What you will do ▸
Using the entries that follow, give the number of lines containing the string "this". Write nothing besides that number.

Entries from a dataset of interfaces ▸
----------------

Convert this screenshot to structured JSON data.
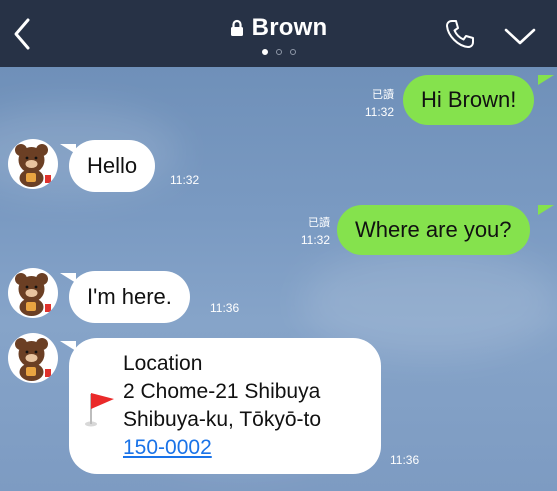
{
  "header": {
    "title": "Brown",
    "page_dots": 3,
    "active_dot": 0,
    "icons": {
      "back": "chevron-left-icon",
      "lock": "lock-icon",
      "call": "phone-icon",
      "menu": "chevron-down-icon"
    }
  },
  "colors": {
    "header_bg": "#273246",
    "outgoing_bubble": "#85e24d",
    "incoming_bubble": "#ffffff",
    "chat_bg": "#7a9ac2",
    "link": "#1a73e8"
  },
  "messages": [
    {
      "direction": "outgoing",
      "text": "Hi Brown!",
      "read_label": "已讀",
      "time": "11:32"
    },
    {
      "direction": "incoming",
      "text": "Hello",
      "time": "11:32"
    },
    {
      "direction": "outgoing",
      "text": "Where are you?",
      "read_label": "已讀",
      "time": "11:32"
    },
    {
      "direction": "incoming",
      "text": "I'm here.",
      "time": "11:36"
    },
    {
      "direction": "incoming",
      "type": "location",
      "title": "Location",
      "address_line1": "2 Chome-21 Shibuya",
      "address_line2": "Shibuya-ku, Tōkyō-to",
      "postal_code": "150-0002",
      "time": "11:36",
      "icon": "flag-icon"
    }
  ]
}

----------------

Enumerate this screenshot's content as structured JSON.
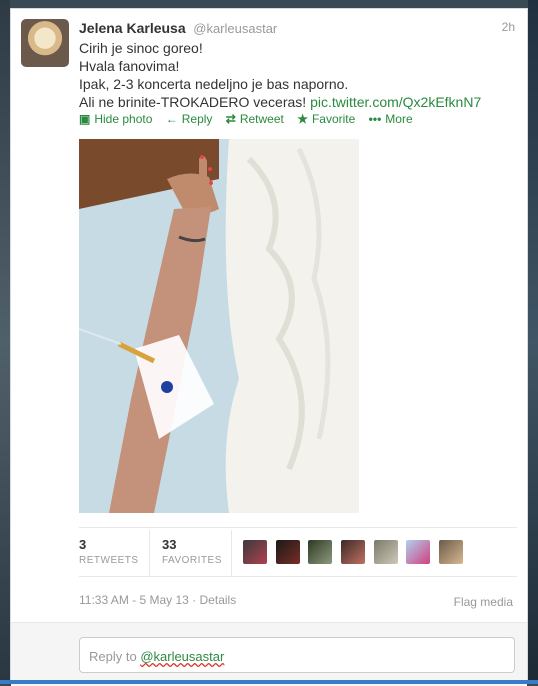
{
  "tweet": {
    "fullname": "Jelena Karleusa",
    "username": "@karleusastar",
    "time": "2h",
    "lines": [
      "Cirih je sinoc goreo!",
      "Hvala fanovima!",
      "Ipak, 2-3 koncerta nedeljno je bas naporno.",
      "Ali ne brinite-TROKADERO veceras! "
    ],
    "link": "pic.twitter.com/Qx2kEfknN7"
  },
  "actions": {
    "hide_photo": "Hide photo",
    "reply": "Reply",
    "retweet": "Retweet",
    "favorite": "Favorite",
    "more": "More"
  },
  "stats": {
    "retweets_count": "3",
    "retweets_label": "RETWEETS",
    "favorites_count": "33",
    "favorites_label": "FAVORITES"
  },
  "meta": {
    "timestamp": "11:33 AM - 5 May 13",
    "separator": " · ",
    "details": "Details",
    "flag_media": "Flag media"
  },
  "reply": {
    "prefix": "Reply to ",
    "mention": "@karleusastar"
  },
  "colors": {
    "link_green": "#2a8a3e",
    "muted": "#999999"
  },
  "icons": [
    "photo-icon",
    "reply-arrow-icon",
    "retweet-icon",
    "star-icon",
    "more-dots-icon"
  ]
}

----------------

Output of the exercise ▸
2